Rhizopus microsporus var. microsporus and var. oligosporus are used in the manufacture of various Asian fermented foods (tempe, black oncom, sufu). In view of solid-substrate fermentation (SSF) control, mycelial growth of strains of both varieties was tested for sensitivity to fluctuations of temperature, water activity and interstitial gas composition. This was achieved by measuring radial growth as well as biomass dry weight of pre-germinated microcolonies on defined media. The optimum conditions were temperature 40 °C, a w 0.995 and a gas composition of air for the growth of both strains on a model medium. Whereas radial growth rates of var. microsporus and var. oligosporus were similar, biomass growth rates of var. oligosporus were higher than those of var. microsporus under optimum conditions. The temperature-dependent growth of Rhizopus spp. at a w > 0.98 could be described by the Ratkowsky Equation. Carbon dioxide (5–10% v/v) inhibited the growth of Rhizopus spp. at non-limiting levels of oxygen. The two strains were able to grow at low (0.5% v/v) oxygen levels, but the mycelial density was rather low. No interrelation of water activity and gas composition was observed, but at high water activity the fungi were more sensitive to changes of temperature. The implications for process control are discussed.

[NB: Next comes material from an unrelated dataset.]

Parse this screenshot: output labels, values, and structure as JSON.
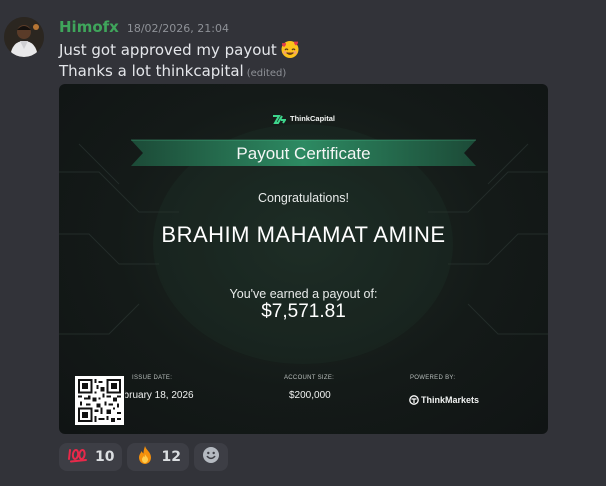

This revised version was published online in November 2006 with corrections to the Cover Date.